> _WORK TASK_:
Everything in the records is to be written out exactly, except the pictures.

****

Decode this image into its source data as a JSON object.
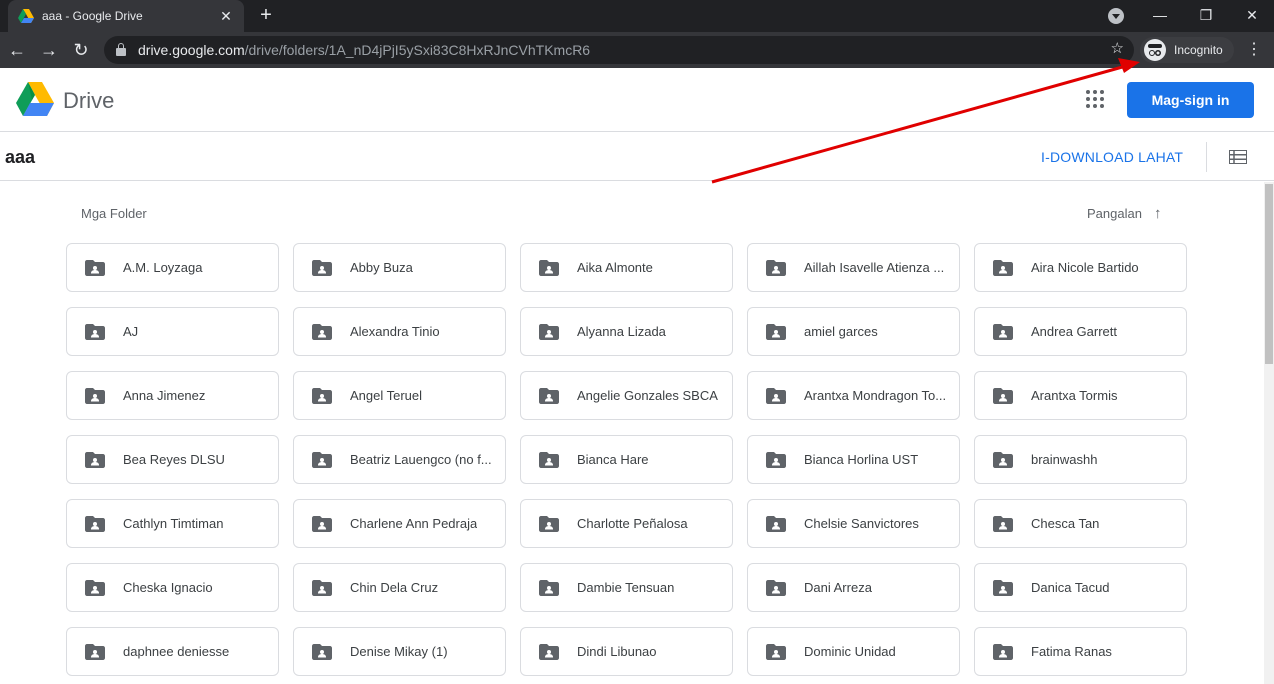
{
  "browser": {
    "tab_title": "aaa - Google Drive",
    "url_domain": "drive.google.com",
    "url_path": "/drive/folders/1A_nD4jPjI5ySxi83C8HxRJnCVhTKmcR6",
    "incognito_label": "Incognito"
  },
  "header": {
    "brand": "Drive",
    "signin_label": "Mag-sign in"
  },
  "subheader": {
    "folder_title": "aaa",
    "download_label": "I-DOWNLOAD LAHAT"
  },
  "main": {
    "section_label": "Mga Folder",
    "sort_label": "Pangalan",
    "folders": [
      "A.M. Loyzaga",
      "Abby Buza",
      "Aika Almonte",
      "Aillah Isavelle Atienza ...",
      "Aira Nicole Bartido",
      "AJ",
      "Alexandra Tinio",
      "Alyanna Lizada",
      "amiel garces",
      "Andrea Garrett",
      "Anna Jimenez",
      "Angel Teruel",
      "Angelie Gonzales SBCA",
      "Arantxa Mondragon To...",
      "Arantxa Tormis",
      "Bea Reyes DLSU",
      "Beatriz Lauengco (no f...",
      "Bianca Hare",
      "Bianca Horlina UST",
      "brainwashh",
      "Cathlyn Timtiman",
      "Charlene Ann Pedraja",
      "Charlotte Peñalosa",
      "Chelsie Sanvictores",
      "Chesca Tan",
      "Cheska Ignacio",
      "Chin Dela Cruz",
      "Dambie Tensuan",
      "Dani Arreza",
      "Danica Tacud",
      "daphnee deniesse",
      "Denise Mikay (1)",
      "Dindi Libunao",
      "Dominic Unidad",
      "Fatima Ranas"
    ]
  },
  "colors": {
    "accent": "#1a73e8",
    "annotation_arrow": "#e00000",
    "folder_icon": "#5f6368"
  }
}
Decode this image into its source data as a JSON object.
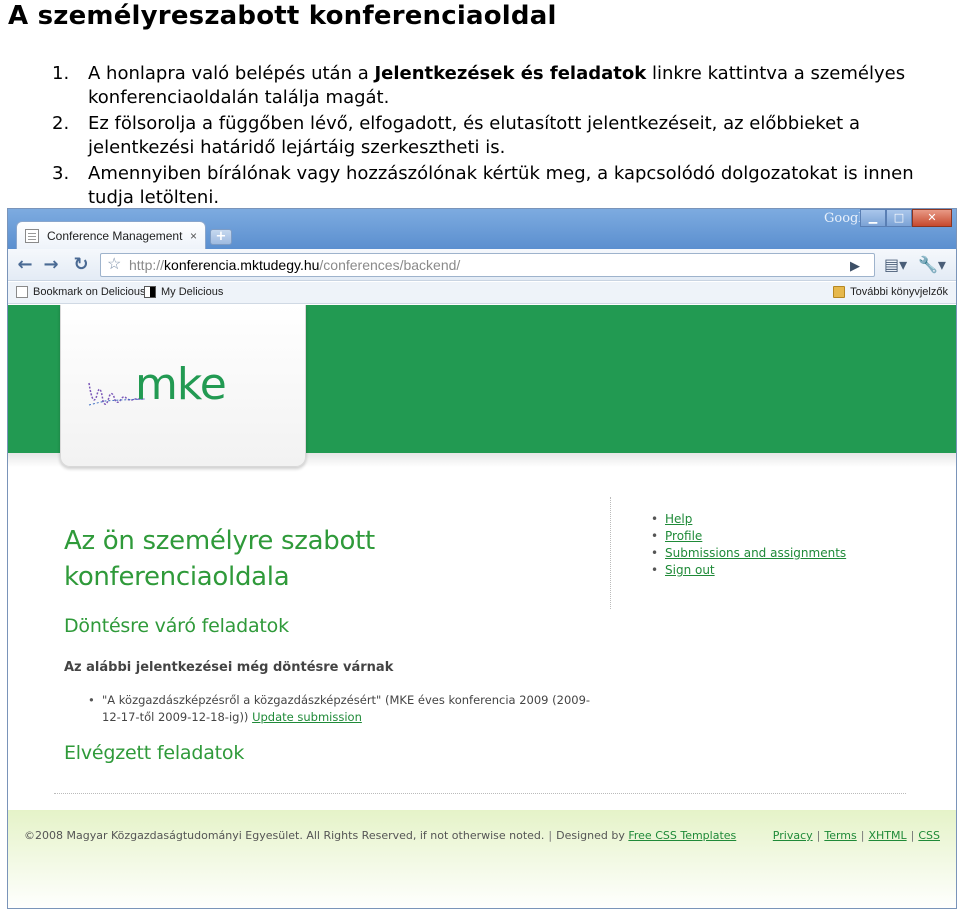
{
  "document": {
    "title": "A személyreszabott konferenciaoldal",
    "steps": [
      {
        "number": "1.",
        "text_before": "A honlapra való belépés után a ",
        "bold": "Jelentkezések és feladatok",
        "text_after": " linkre kattintva a személyes konferenciaoldalán találja magát."
      },
      {
        "number": "2.",
        "text": "Ez fölsorolja a függőben lévő, elfogadott, és elutasított jelentkezéseit, az előbbieket a jelentkezési határidő lejártáig szerkesztheti is."
      },
      {
        "number": "3.",
        "text": "Amennyiben bírálónak vagy hozzászólónak kértük meg, a kapcsolódó dolgozatokat is innen tudja letölteni."
      }
    ]
  },
  "browser": {
    "tab_label": "Conference Management S...",
    "tab_close": "×",
    "new_tab": "+",
    "google_label": "Google",
    "window_buttons": {
      "minimize": "▁",
      "maximize": "□",
      "close": "✕"
    },
    "nav": {
      "back": "←",
      "forward": "→",
      "reload": "↻",
      "star": "☆"
    },
    "url": {
      "scheme": "http://",
      "host": "konferencia.mktudegy.hu",
      "path": "/conferences/backend/"
    },
    "go_icon": "▶",
    "page_menu_icon": "▤▾",
    "tools_menu_icon": "🔧▾",
    "bookmarks": [
      {
        "label": "Bookmark on Delicious",
        "icon": "page-icon"
      },
      {
        "label": "My Delicious",
        "icon": "delicious-icon"
      }
    ],
    "other_bookmarks": "További könyvjelzők"
  },
  "site": {
    "logo_text": "mke",
    "page_title_line1": "Az ön személyre szabott",
    "page_title_line2": "konferenciaoldala",
    "pending_heading": "Döntésre váró feladatok",
    "pending_subheading": "Az alábbi jelentkezései még döntésre várnak",
    "pending_items": [
      {
        "text": "\"A közgazdászképzésről a közgazdászképzésért\" (MKE éves konferencia 2009 (2009-12-17-től 2009-12-18-ig))",
        "link": "Update submission"
      }
    ],
    "done_heading": "Elvégzett feladatok",
    "sidebar_links": [
      "Help",
      "Profile",
      "Submissions and assignments",
      "Sign out"
    ],
    "footer": {
      "copyright": "©2008 Magyar Közgazdaságtudományi Egyesület. All Rights Reserved, if not otherwise noted.",
      "separator": "|",
      "designed_by": "Designed by",
      "designer_link": "Free CSS Templates",
      "links": [
        "Privacy",
        "Terms",
        "XHTML",
        "CSS"
      ]
    }
  },
  "colors": {
    "header_green": "#229a52",
    "title_green": "#2f9a3a",
    "link_green": "#1f8a38",
    "footer_tint": "#e5f3c8"
  }
}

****

> _SOLUTION TO THIS EXERCISE_:
Decode this image into its source data as a JSON object.
{
  "browser": {
    "tab_title": "aaa - Google Drive",
    "url_domain": "drive.google.com",
    "url_path": "/drive/folders/1A_nD4jPjI5ySxi83C8HxRJnCVhTKmcR6",
    "incognito_label": "Incognito"
  },
  "header": {
    "brand": "Drive",
    "signin_label": "Mag-sign in"
  },
  "subheader": {
    "folder_title": "aaa",
    "download_label": "I-DOWNLOAD LAHAT"
  },
  "main": {
    "section_label": "Mga Folder",
    "sort_label": "Pangalan",
    "folders": [
      "A.M. Loyzaga",
      "Abby Buza",
      "Aika Almonte",
      "Aillah Isavelle Atienza ...",
      "Aira Nicole Bartido",
      "AJ",
      "Alexandra Tinio",
      "Alyanna Lizada",
      "amiel garces",
      "Andrea Garrett",
      "Anna Jimenez",
      "Angel Teruel",
      "Angelie Gonzales SBCA",
      "Arantxa Mondragon To...",
      "Arantxa Tormis",
      "Bea Reyes DLSU",
      "Beatriz Lauengco (no f...",
      "Bianca Hare",
      "Bianca Horlina UST",
      "brainwashh",
      "Cathlyn Timtiman",
      "Charlene Ann Pedraja",
      "Charlotte Peñalosa",
      "Chelsie Sanvictores",
      "Chesca Tan",
      "Cheska Ignacio",
      "Chin Dela Cruz",
      "Dambie Tensuan",
      "Dani Arreza",
      "Danica Tacud",
      "daphnee deniesse",
      "Denise Mikay (1)",
      "Dindi Libunao",
      "Dominic Unidad",
      "Fatima Ranas"
    ]
  },
  "colors": {
    "accent": "#1a73e8",
    "annotation_arrow": "#e00000",
    "folder_icon": "#5f6368"
  }
}
Decode this image into its source data as a JSON object.
{
  "document": {
    "title": "A személyreszabott konferenciaoldal",
    "steps": [
      {
        "number": "1.",
        "text_before": "A honlapra való belépés után a ",
        "bold": "Jelentkezések és feladatok",
        "text_after": " linkre kattintva a személyes konferenciaoldalán találja magát."
      },
      {
        "number": "2.",
        "text": "Ez fölsorolja a függőben lévő, elfogadott, és elutasított jelentkezéseit, az előbbieket a jelentkezési határidő lejártáig szerkesztheti is."
      },
      {
        "number": "3.",
        "text": "Amennyiben bírálónak vagy hozzászólónak kértük meg, a kapcsolódó dolgozatokat is innen tudja letölteni."
      }
    ]
  },
  "browser": {
    "tab_label": "Conference Management S...",
    "tab_close": "×",
    "new_tab": "+",
    "google_label": "Google",
    "window_buttons": {
      "minimize": "▁",
      "maximize": "□",
      "close": "✕"
    },
    "nav": {
      "back": "←",
      "forward": "→",
      "reload": "↻",
      "star": "☆"
    },
    "url": {
      "scheme": "http://",
      "host": "konferencia.mktudegy.hu",
      "path": "/conferences/backend/"
    },
    "go_icon": "▶",
    "page_menu_icon": "▤▾",
    "tools_menu_icon": "🔧▾",
    "bookmarks": [
      {
        "label": "Bookmark on Delicious",
        "icon": "page-icon"
      },
      {
        "label": "My Delicious",
        "icon": "delicious-icon"
      }
    ],
    "other_bookmarks": "További könyvjelzők"
  },
  "site": {
    "logo_text": "mke",
    "page_title_line1": "Az ön személyre szabott",
    "page_title_line2": "konferenciaoldala",
    "pending_heading": "Döntésre váró feladatok",
    "pending_subheading": "Az alábbi jelentkezései még döntésre várnak",
    "pending_items": [
      {
        "text": "\"A közgazdászképzésről a közgazdászképzésért\" (MKE éves konferencia 2009 (2009-12-17-től 2009-12-18-ig))",
        "link": "Update submission"
      }
    ],
    "done_heading": "Elvégzett feladatok",
    "sidebar_links": [
      "Help",
      "Profile",
      "Submissions and assignments",
      "Sign out"
    ],
    "footer": {
      "copyright": "©2008 Magyar Közgazdaságtudományi Egyesület. All Rights Reserved, if not otherwise noted.",
      "separator": "|",
      "designed_by": "Designed by",
      "designer_link": "Free CSS Templates",
      "links": [
        "Privacy",
        "Terms",
        "XHTML",
        "CSS"
      ]
    }
  },
  "colors": {
    "header_green": "#229a52",
    "title_green": "#2f9a3a",
    "link_green": "#1f8a38",
    "footer_tint": "#e5f3c8"
  }
}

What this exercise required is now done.